## [Task directions]
Give the records below again exactly, and exclude each picture.

---- Supplied data

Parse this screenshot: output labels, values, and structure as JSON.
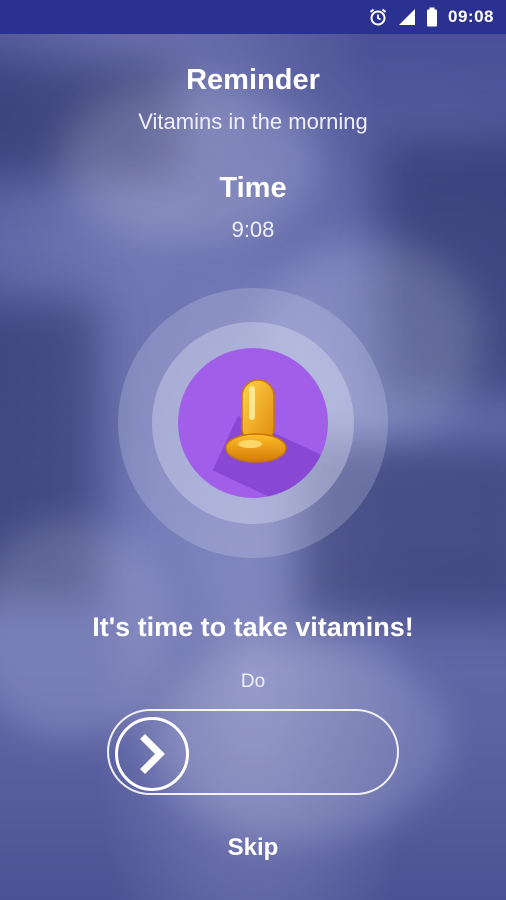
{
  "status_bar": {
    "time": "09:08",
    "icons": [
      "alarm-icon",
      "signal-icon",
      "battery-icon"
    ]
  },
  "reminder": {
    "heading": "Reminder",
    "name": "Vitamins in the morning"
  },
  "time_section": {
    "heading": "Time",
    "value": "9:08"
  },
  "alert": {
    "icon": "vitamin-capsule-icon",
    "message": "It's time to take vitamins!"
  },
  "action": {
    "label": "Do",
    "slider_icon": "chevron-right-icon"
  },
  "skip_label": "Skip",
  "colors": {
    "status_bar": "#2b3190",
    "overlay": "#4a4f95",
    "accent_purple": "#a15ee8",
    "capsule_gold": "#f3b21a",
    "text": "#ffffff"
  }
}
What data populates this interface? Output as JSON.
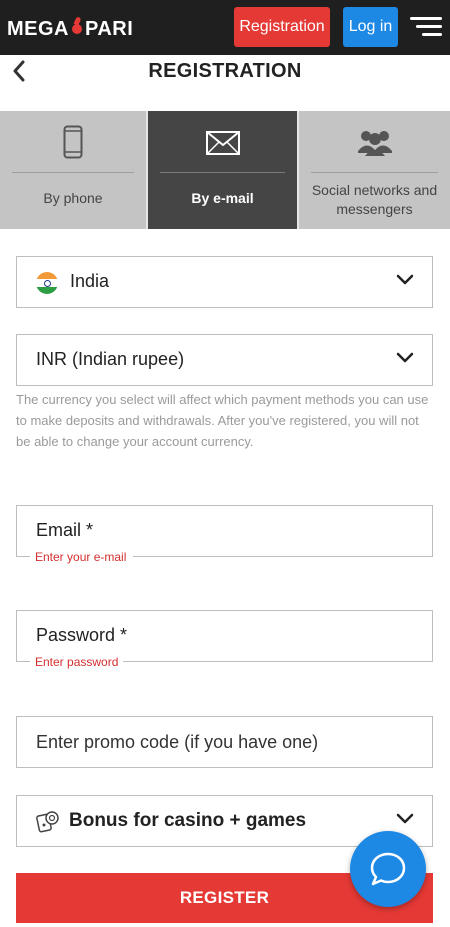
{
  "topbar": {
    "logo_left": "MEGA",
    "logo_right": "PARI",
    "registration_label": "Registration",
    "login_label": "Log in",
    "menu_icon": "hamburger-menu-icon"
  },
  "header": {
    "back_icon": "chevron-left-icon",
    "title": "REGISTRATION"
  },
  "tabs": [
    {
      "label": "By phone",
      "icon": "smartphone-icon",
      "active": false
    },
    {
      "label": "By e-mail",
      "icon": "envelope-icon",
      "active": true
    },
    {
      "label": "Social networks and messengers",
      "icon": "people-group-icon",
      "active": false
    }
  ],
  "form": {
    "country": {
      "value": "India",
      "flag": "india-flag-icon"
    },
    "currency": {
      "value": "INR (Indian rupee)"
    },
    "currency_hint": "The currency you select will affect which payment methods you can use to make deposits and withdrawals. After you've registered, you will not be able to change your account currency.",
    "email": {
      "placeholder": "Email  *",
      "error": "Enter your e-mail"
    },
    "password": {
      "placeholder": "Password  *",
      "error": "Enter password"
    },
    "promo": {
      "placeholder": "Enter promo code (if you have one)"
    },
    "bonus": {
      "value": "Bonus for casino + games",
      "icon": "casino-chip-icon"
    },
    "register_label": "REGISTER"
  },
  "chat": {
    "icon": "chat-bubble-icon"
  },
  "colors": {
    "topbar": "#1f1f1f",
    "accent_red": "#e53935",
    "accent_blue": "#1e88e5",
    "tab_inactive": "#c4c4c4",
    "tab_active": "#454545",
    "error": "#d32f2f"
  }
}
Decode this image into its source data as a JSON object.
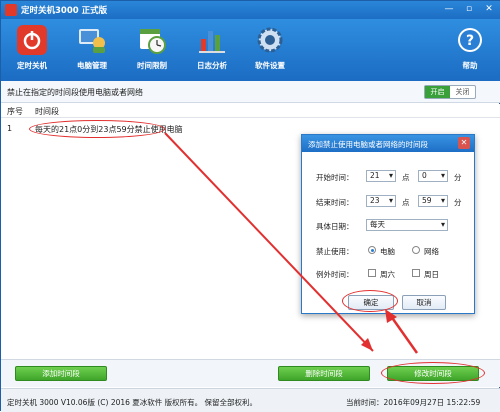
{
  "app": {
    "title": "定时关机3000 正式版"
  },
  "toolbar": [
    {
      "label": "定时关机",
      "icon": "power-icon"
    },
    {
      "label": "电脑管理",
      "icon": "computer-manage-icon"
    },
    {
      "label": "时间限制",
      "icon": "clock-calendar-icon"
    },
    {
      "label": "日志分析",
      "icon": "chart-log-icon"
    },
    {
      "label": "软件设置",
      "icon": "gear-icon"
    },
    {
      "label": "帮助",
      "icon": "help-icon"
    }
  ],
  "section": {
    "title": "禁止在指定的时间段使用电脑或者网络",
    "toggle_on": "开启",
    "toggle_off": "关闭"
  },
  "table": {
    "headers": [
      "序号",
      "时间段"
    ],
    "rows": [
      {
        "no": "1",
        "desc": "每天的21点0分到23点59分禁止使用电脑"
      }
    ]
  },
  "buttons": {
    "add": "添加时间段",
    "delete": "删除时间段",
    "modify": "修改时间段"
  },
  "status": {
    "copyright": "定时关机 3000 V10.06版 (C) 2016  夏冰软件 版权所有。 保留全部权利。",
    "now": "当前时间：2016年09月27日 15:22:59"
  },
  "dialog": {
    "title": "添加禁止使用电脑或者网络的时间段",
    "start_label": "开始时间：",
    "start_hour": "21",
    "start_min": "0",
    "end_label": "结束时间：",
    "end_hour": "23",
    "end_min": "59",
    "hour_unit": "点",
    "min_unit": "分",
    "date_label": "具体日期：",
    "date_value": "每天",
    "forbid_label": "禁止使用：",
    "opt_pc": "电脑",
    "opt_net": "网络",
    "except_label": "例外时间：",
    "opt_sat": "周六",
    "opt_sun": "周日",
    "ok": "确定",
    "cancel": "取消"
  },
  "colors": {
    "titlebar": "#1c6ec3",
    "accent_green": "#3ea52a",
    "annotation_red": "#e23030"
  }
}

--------

## [Result]
Parse this screenshot: output labels, values, and structure as JSON.
{
  "status_bar": {
    "time": "09:08",
    "icons": [
      "alarm-icon",
      "signal-icon",
      "battery-icon"
    ]
  },
  "reminder": {
    "heading": "Reminder",
    "name": "Vitamins in the morning"
  },
  "time_section": {
    "heading": "Time",
    "value": "9:08"
  },
  "alert": {
    "icon": "vitamin-capsule-icon",
    "message": "It's time to take vitamins!"
  },
  "action": {
    "label": "Do",
    "slider_icon": "chevron-right-icon"
  },
  "skip_label": "Skip",
  "colors": {
    "status_bar": "#2b3190",
    "overlay": "#4a4f95",
    "accent_purple": "#a15ee8",
    "capsule_gold": "#f3b21a",
    "text": "#ffffff"
  }
}
What data populates this interface? Output as JSON.
{
  "topbar": {
    "logo_left": "MEGA",
    "logo_right": "PARI",
    "registration_label": "Registration",
    "login_label": "Log in",
    "menu_icon": "hamburger-menu-icon"
  },
  "header": {
    "back_icon": "chevron-left-icon",
    "title": "REGISTRATION"
  },
  "tabs": [
    {
      "label": "By phone",
      "icon": "smartphone-icon",
      "active": false
    },
    {
      "label": "By e-mail",
      "icon": "envelope-icon",
      "active": true
    },
    {
      "label": "Social networks and messengers",
      "icon": "people-group-icon",
      "active": false
    }
  ],
  "form": {
    "country": {
      "value": "India",
      "flag": "india-flag-icon"
    },
    "currency": {
      "value": "INR (Indian rupee)"
    },
    "currency_hint": "The currency you select will affect which payment methods you can use to make deposits and withdrawals. After you've registered, you will not be able to change your account currency.",
    "email": {
      "placeholder": "Email  *",
      "error": "Enter your e-mail"
    },
    "password": {
      "placeholder": "Password  *",
      "error": "Enter password"
    },
    "promo": {
      "placeholder": "Enter promo code (if you have one)"
    },
    "bonus": {
      "value": "Bonus for casino + games",
      "icon": "casino-chip-icon"
    },
    "register_label": "REGISTER"
  },
  "chat": {
    "icon": "chat-bubble-icon"
  },
  "colors": {
    "topbar": "#1f1f1f",
    "accent_red": "#e53935",
    "accent_blue": "#1e88e5",
    "tab_inactive": "#c4c4c4",
    "tab_active": "#454545",
    "error": "#d32f2f"
  }
}
Decode this image into its source data as a JSON object.
{
  "app": {
    "title": "定时关机3000 正式版"
  },
  "toolbar": [
    {
      "label": "定时关机",
      "icon": "power-icon"
    },
    {
      "label": "电脑管理",
      "icon": "computer-manage-icon"
    },
    {
      "label": "时间限制",
      "icon": "clock-calendar-icon"
    },
    {
      "label": "日志分析",
      "icon": "chart-log-icon"
    },
    {
      "label": "软件设置",
      "icon": "gear-icon"
    },
    {
      "label": "帮助",
      "icon": "help-icon"
    }
  ],
  "section": {
    "title": "禁止在指定的时间段使用电脑或者网络",
    "toggle_on": "开启",
    "toggle_off": "关闭"
  },
  "table": {
    "headers": [
      "序号",
      "时间段"
    ],
    "rows": [
      {
        "no": "1",
        "desc": "每天的21点0分到23点59分禁止使用电脑"
      }
    ]
  },
  "buttons": {
    "add": "添加时间段",
    "delete": "删除时间段",
    "modify": "修改时间段"
  },
  "status": {
    "copyright": "定时关机 3000 V10.06版 (C) 2016  夏冰软件 版权所有。 保留全部权利。",
    "now": "当前时间：2016年09月27日 15:22:59"
  },
  "dialog": {
    "title": "添加禁止使用电脑或者网络的时间段",
    "start_label": "开始时间：",
    "start_hour": "21",
    "start_min": "0",
    "end_label": "结束时间：",
    "end_hour": "23",
    "end_min": "59",
    "hour_unit": "点",
    "min_unit": "分",
    "date_label": "具体日期：",
    "date_value": "每天",
    "forbid_label": "禁止使用：",
    "opt_pc": "电脑",
    "opt_net": "网络",
    "except_label": "例外时间：",
    "opt_sat": "周六",
    "opt_sun": "周日",
    "ok": "确定",
    "cancel": "取消"
  },
  "colors": {
    "titlebar": "#1c6ec3",
    "accent_green": "#3ea52a",
    "annotation_red": "#e23030"
  }
}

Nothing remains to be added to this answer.